    This book critically engages with dominant ideas of cultural homogeneity in the Nordic countries and contests the notion of homogeneity as a crucial determinant of social cohesion and societal security. Showing how national identities in the Nordic region have developed historically around notions of cultural and racial homogeneity, it exposes the varied histories of migration and the longstanding presence of ethnic minorities and indigenous people in the region that are ignored in dominant narratives. With attention to the implications of notions of homogeneity for the everyday lives of migrants and racialised minorities in the region, as well as the increasing securitisation of those perceived not to be part of the homogenous nation, this volume provides detailed analyses of how welfare state policies, media, and authorities seek to manage and govern cultural, religious, and racial differences. With studies of national minorities, indigenous people and migrants in the analysis of homogeneity and difference, it sheds light on the agency of minorities and the intertwining of securitisation policies with notions of culture, race, and religion in the government of difference. As such it will appeal to scholars and students in social sciences and humanities with interests in race and ethnicity, migration, postcolonialism, Nordic studies, multiculturalism, citizenship, and belonging.

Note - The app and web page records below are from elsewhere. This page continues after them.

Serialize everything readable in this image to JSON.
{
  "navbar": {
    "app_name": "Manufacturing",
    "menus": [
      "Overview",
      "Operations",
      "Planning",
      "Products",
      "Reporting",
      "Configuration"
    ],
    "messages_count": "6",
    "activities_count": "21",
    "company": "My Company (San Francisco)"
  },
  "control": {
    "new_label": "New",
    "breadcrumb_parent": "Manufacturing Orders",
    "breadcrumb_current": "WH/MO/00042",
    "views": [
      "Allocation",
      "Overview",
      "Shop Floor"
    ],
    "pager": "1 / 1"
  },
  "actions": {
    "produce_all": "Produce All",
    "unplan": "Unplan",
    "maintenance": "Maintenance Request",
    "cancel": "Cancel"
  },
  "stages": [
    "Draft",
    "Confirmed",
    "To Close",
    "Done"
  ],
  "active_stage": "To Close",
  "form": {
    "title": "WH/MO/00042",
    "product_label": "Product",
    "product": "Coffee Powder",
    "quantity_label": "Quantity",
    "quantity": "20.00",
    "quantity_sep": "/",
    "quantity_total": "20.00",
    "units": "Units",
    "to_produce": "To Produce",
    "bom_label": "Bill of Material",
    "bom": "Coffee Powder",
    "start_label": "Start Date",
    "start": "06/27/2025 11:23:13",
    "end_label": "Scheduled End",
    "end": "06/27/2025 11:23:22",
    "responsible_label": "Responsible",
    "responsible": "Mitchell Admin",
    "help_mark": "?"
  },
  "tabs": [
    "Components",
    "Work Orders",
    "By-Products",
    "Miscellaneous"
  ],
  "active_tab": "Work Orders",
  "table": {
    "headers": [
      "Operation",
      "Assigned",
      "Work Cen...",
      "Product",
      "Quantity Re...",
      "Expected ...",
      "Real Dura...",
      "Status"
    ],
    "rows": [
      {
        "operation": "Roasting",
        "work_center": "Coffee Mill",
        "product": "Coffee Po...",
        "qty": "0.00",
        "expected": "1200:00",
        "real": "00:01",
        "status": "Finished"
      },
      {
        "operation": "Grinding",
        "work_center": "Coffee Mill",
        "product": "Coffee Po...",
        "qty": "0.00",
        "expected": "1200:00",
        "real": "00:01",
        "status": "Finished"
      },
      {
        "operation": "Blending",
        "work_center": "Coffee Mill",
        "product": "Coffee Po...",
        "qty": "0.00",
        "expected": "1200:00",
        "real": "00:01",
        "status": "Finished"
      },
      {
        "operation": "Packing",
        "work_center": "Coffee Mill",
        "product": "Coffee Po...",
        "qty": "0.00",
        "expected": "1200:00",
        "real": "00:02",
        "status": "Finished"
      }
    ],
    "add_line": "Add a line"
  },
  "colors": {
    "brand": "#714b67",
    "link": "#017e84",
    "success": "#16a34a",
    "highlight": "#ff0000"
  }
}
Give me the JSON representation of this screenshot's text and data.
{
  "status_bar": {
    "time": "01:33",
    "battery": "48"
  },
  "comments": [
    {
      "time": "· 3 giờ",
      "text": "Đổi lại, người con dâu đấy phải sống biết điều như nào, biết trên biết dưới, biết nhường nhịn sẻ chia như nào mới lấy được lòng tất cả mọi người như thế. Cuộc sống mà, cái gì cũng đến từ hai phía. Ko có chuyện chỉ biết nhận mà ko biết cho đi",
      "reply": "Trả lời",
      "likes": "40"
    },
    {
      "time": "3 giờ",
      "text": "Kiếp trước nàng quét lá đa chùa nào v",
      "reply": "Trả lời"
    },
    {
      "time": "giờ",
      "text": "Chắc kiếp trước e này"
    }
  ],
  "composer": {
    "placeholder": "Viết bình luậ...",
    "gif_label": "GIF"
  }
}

  • Ranta, Eija (Routledge, 2018)
    Presenting an ethnographic account of the emergence and application of critical political alternatives in the Global South, this book analyses the opportunities and challenges of decolonizing and transforming a modern, hierarchical and globally-immersed nation-state on the basis of indigenous terminologies. Alternative development paradigms that represent values including justice, pluralism, democracy and a sustainable relationship to nature tend to emerge in response to – and often opposed to – the neoliberal globalization. Through a focus on the empirical case of the notion of Vivir Bien (‘Living Well’) as a critical cultural and ecological paradigm, Ranta demonstrates how indigeneity – indigenous peoples’ discourses, cultural ideas and worldviews – has become such a denominator in the construction of local political and policy alternatives. More widely, the author seeks to map conditions for, and the challenges of, radical political projects that aim to counteract neoliberal globalization and Western hegemony in defining development. This book will appeal to critical academic scholars, development practitioners and social activists aiming to come to grips with the complexity of processes of progressive social change in our contemporary global world.